While we’re discussing the before and after shot, there’s something else that pisses of (and I’m really surprised nobody else has mentioned it). The poor victim in the before shot is paraded in front of us in nothing but her underwear, with all her unflattering flab and cellulite out for the world to see. After the eight week intensive course (or whatever it is), however, she is presented with dolled up hair, fabulous make-up, and a lovely black blouse, black shawl, or black something to hide all the curves. She may look great, but she’s still clearly fat. McKeith will of course point out that the victim has lost 3 stone or thereabouts. Of course she has, she’s been living on radishes and extra green leaves for two month. That doesn’t make it healthy, which crash dieting rarely is.

14
Dec
08

If I’m serving you that means you’re a VVIP, but not a VVVIP

This weekend I completed a second shift of my shitty part-time job. I’ve avoided stating here what this job is or where I’m working, as that’s the kind of thing that get people fired, but I’m think I’m safe enough saying that it involves the VIP section of a popular Dublin music venue.

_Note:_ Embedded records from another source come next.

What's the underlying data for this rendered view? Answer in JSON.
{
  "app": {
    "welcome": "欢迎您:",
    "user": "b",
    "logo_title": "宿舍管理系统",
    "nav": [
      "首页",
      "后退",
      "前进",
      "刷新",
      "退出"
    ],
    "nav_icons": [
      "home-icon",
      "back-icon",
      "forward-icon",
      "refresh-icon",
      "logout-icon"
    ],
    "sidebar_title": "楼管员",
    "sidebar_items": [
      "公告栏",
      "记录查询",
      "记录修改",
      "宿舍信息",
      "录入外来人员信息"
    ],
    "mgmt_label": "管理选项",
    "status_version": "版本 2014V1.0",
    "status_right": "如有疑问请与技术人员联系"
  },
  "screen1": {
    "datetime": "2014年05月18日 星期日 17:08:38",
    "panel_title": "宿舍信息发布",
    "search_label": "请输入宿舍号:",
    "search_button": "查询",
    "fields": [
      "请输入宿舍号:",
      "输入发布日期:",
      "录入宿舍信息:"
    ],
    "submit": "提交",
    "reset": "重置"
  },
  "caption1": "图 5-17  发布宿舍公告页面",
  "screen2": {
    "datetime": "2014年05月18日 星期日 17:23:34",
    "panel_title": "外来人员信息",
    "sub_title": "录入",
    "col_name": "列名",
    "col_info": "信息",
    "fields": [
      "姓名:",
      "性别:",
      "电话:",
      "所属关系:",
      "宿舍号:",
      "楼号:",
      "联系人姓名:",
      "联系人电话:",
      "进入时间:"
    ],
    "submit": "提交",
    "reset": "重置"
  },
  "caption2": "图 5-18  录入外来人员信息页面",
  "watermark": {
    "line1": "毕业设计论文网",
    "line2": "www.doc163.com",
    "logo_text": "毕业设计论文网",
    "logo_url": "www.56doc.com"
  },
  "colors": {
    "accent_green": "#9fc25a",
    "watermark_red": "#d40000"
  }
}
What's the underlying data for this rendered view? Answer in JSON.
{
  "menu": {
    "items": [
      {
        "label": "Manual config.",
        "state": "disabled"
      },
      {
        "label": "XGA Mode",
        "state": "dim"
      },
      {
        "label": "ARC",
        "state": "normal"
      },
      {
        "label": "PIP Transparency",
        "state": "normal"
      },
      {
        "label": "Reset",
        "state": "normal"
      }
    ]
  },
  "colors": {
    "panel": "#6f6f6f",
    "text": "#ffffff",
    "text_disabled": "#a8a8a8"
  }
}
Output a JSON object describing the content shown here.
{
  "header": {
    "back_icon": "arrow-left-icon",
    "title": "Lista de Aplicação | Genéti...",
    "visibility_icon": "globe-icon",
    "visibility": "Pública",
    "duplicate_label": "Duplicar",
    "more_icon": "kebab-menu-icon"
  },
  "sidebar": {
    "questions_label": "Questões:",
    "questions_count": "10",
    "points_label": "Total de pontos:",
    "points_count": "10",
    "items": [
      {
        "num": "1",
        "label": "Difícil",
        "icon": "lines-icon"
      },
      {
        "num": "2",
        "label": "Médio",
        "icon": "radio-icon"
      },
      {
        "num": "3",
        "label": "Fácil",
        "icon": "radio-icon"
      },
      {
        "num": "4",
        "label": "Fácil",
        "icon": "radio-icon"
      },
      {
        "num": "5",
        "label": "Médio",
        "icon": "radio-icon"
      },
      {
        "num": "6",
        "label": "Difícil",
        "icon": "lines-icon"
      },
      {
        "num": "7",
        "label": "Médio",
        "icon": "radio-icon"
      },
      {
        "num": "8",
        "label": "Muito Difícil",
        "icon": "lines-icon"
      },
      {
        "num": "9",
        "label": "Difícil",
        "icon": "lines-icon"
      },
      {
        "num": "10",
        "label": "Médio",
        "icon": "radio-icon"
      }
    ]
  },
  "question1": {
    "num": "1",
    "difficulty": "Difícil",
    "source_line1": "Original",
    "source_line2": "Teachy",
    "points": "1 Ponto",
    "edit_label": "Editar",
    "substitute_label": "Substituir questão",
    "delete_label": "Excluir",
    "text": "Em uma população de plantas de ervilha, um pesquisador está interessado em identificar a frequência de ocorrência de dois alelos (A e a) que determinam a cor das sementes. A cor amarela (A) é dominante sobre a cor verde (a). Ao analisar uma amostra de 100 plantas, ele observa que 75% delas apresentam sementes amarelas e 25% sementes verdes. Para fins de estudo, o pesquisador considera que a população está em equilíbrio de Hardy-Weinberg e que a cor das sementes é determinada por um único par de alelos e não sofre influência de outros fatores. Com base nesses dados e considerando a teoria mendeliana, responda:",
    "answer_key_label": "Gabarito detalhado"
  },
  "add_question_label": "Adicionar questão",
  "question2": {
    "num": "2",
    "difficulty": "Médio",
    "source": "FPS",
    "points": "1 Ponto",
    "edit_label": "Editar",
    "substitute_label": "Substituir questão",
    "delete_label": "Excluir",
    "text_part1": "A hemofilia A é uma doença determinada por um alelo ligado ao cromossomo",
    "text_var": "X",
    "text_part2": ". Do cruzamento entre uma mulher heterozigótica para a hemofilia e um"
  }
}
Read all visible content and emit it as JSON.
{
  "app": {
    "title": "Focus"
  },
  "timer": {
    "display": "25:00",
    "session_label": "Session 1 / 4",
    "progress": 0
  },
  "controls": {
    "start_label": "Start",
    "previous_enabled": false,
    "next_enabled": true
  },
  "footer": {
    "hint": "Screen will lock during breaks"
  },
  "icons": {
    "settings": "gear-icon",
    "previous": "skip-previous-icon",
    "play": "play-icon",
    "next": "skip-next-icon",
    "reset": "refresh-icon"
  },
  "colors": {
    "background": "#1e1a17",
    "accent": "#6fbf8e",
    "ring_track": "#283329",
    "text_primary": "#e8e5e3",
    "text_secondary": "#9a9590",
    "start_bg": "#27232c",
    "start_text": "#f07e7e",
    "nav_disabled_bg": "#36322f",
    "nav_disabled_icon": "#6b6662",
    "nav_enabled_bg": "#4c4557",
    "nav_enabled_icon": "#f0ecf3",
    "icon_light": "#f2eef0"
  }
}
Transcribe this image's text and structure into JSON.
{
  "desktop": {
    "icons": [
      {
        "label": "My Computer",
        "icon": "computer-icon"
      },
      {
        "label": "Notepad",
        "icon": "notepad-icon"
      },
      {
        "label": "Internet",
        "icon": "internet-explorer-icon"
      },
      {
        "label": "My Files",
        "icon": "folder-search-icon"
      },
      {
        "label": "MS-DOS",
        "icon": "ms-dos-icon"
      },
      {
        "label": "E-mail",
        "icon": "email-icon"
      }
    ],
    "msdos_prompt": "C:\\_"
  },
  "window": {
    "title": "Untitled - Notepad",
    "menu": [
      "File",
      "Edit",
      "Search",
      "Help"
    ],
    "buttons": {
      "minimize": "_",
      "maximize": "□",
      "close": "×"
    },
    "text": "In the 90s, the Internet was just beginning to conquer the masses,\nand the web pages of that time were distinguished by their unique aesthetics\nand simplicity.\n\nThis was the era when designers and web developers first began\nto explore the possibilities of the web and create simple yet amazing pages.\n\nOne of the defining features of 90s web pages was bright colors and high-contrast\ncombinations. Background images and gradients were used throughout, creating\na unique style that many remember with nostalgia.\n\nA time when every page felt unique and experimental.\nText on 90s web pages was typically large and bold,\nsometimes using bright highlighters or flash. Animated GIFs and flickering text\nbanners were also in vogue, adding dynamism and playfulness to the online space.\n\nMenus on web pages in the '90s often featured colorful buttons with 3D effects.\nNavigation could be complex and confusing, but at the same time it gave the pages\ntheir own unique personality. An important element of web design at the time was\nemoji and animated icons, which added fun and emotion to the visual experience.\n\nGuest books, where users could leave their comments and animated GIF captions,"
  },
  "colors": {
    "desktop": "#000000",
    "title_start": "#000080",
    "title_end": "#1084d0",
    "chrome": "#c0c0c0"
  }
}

This particular establishment has different grades of VIP, based on who you know and how much you pay. Essentially, however, it all boils down to a few simple necesities; clean toilets, bars with carpets, and access to the best seats in the house. Now I don’t wish to begrudge VIPs their nicities. Access to any VIP area that I know of isn’t cheap and people deserve to get something for their money. But there’s one aspect to the whole culture that is really pissing me off.

I was told by one of my supervisors that the kind of people who avail of these services would not normally attend gigs. Mosh pits and pissing in a trough is below these people, so it’s nice for these to be able to attend some gigs in comfort and style and avoid slumming it too much. On top of this, because of the price-structure of my place (don’t ask me for details, that’ll get me in trouble) it’s most likely going to be used by corporates so that they can treat their best paying customers to fancy nights out.

So these people, who rarely go to gigs and in all likelihood will not have even heard of the bands they’ll find themselves seeing, are going to be getting the best seats in the house. Whereas the true music fans, who actively support bands by regularly attending gigs (and who provide the venues with most of their profits), will have to make do with whatever leftovers are below the VIPs.

Now I ask you, is that fair?

In other news, I went and blew €300 I don’t have on an X-Box 360, because using my rent allowance check to pay my rent seemed a little…obvious.